Studying a laptop computer screen, Council President Bell proposes an amendment to Plan 2B that address concerns of Five Points South Neighborhood president Mike Higginbotham. Residents are perturbed about drastic changes in their district. Bell says that Blake told the “demographers” that he [Blake] “would not stand for any white neighborhood to be represented by any black council member.” Blake responds, “That’s insane!” Bell immediately smiles and replies, “That is insane, Dr. Blake, that’s what I’ve been trying to tell people about you for some time now.” As Bell continues to study the computer screen in front of him, he tells Blake, who is peering over Bell’s shoulder at the screen, “You know, Dr. Blake, I could concentrate if you weren’t breathing on me.” Blake replies, “It’s ironic that the only two people who are going to understand the district are you and Mike Higginbotham, because nobody else has seen it.” Bell says that he thought he was doing a favor for the neighborhood based on Blake’s request. Blake responds that he favors delaying the process until all have had the opportunity to view the final redistricting plan. Mike Higginbotham addresses the Council to clarify his role in the neighborhood protests. “Councilman Blake did talk with the neighborhood presidents, and expressed to us that he thought that we should express our concerns about the plan.” Higginbotham says that he has made an effort to stay out of the redistricting process, instead letting his neighborhood association decide what to do. The neighborhood’s protest centers around inclusion of voters from Bell’s district, because traditional voters in the district were being removed in favor of new voters.

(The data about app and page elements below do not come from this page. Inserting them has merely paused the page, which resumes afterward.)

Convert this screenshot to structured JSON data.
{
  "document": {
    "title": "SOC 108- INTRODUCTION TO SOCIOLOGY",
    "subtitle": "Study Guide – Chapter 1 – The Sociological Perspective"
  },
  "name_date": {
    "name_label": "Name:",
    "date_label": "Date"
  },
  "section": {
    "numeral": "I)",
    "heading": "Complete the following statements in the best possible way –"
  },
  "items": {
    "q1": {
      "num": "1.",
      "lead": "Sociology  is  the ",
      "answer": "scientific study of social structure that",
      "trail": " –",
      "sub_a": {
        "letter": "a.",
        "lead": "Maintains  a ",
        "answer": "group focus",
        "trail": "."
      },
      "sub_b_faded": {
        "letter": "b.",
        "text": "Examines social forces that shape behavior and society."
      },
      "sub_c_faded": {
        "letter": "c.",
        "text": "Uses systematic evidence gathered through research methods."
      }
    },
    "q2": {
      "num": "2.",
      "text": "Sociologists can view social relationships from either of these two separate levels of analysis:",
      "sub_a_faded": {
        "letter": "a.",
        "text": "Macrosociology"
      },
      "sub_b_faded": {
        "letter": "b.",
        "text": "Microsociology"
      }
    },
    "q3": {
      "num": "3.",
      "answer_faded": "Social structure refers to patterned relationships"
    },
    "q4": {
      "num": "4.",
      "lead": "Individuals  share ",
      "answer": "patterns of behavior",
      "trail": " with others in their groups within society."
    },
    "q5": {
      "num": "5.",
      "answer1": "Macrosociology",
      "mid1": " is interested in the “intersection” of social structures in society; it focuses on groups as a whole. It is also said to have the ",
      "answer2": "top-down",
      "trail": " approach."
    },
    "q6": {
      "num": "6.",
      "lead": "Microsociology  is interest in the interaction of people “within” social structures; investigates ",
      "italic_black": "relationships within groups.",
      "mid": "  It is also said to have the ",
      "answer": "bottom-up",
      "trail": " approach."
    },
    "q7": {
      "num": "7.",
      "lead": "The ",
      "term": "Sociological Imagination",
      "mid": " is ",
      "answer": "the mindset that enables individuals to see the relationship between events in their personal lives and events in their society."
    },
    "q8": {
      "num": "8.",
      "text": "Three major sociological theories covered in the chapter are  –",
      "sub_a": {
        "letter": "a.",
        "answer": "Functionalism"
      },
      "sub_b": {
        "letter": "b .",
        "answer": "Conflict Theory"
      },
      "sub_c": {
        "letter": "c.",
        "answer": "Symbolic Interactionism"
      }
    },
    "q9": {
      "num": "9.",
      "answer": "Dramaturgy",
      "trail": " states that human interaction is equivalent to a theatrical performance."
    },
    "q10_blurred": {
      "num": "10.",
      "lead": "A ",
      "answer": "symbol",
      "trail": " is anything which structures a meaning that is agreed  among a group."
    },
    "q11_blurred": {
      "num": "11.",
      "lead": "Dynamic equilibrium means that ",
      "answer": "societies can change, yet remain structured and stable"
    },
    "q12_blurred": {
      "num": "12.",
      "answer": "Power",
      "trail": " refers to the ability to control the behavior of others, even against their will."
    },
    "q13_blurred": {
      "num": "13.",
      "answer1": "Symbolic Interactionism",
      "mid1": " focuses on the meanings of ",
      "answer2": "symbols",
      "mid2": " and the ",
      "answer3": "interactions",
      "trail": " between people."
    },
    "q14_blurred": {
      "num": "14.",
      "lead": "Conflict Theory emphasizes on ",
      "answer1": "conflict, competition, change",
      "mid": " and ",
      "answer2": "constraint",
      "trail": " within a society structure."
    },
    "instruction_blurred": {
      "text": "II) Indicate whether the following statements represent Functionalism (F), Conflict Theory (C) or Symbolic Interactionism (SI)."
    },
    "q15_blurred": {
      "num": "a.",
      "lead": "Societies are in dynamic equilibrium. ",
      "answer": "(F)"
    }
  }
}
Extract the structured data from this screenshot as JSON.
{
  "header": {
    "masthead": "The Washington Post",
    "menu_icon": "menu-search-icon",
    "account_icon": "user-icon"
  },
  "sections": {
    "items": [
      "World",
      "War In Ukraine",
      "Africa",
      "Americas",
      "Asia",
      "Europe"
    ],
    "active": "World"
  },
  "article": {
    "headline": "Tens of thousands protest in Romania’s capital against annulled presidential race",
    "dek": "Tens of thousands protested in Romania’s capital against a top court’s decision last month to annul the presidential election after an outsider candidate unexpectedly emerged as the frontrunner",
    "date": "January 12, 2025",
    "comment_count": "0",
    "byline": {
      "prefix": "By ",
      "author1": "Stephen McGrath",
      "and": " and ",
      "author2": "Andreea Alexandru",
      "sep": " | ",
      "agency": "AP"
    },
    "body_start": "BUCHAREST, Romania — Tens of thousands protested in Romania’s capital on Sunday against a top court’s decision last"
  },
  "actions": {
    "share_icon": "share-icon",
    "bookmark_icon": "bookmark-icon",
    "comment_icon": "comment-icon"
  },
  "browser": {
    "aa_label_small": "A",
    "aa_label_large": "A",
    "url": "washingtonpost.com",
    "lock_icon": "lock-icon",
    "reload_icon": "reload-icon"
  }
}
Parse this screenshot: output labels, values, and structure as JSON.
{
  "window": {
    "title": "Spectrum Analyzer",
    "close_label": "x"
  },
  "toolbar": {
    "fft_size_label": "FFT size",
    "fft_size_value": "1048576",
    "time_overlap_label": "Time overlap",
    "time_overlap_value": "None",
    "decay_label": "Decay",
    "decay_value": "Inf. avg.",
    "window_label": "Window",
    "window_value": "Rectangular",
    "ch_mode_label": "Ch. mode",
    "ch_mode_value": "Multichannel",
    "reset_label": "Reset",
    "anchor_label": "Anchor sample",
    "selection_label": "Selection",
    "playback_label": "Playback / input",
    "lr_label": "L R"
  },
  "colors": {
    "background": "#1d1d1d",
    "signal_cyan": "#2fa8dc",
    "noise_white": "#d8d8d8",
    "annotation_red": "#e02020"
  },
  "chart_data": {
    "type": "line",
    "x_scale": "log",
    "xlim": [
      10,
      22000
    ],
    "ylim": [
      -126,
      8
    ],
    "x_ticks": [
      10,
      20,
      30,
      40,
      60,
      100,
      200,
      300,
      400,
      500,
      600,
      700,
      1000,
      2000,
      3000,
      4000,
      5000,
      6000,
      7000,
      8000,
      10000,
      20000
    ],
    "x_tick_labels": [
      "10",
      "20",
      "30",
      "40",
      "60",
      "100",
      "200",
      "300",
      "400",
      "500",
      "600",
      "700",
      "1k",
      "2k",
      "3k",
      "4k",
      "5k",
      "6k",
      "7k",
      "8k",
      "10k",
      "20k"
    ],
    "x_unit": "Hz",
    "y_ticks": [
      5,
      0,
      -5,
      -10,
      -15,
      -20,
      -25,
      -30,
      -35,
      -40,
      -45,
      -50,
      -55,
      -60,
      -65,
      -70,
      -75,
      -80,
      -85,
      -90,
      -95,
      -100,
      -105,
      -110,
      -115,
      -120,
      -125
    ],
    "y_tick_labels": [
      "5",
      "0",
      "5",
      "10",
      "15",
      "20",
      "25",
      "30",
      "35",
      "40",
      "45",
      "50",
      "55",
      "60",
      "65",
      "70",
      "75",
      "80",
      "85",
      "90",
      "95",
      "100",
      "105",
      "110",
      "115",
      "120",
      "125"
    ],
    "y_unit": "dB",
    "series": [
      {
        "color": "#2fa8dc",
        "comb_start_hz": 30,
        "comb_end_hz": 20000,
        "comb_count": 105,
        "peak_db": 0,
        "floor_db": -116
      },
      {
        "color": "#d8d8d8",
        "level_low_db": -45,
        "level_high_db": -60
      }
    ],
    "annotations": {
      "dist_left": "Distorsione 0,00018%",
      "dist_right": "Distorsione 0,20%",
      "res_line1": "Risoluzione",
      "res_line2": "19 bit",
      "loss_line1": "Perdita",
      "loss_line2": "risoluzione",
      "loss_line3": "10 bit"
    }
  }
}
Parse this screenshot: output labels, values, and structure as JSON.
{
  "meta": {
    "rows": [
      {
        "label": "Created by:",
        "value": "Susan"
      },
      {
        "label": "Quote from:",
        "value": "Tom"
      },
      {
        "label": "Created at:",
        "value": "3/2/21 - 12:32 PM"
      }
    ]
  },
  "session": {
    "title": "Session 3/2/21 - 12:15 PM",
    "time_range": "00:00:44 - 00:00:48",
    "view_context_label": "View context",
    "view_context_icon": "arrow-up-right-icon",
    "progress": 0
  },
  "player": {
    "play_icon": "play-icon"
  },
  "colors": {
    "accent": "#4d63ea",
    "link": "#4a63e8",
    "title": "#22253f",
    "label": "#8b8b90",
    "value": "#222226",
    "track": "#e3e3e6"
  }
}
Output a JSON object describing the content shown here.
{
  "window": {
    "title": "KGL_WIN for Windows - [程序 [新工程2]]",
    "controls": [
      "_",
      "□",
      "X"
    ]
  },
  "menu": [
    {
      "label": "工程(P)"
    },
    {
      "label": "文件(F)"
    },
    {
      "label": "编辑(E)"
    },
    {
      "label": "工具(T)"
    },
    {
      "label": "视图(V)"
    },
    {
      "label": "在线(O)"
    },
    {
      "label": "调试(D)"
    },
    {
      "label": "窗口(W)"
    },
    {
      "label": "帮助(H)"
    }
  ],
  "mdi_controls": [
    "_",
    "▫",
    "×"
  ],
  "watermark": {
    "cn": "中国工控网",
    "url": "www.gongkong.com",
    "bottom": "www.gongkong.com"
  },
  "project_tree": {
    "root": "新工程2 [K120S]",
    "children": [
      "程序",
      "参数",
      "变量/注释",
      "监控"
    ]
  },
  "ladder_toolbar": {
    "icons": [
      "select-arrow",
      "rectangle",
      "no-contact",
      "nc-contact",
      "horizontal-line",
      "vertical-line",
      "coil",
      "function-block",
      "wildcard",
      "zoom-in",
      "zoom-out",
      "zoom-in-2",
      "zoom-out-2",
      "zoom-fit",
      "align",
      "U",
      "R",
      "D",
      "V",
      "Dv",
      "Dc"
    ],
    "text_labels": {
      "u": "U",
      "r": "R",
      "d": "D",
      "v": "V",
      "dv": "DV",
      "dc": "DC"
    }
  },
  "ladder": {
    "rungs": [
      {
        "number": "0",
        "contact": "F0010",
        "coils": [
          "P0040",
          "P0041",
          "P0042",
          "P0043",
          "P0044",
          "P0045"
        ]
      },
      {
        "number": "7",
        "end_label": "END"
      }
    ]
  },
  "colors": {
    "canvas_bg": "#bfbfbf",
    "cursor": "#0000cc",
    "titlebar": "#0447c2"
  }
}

Councilor Johnson finally interrupts the morning debates to urge that a vote be taken on the 2B redistricting plan. Johnson notes that there has been “plenty of opportunity for input.” As Blake begins to argue with him on that point, Johnson responds that he has the floor and immediately asks, “Mr. President [Bell], can you get Dr. Blake under control?” &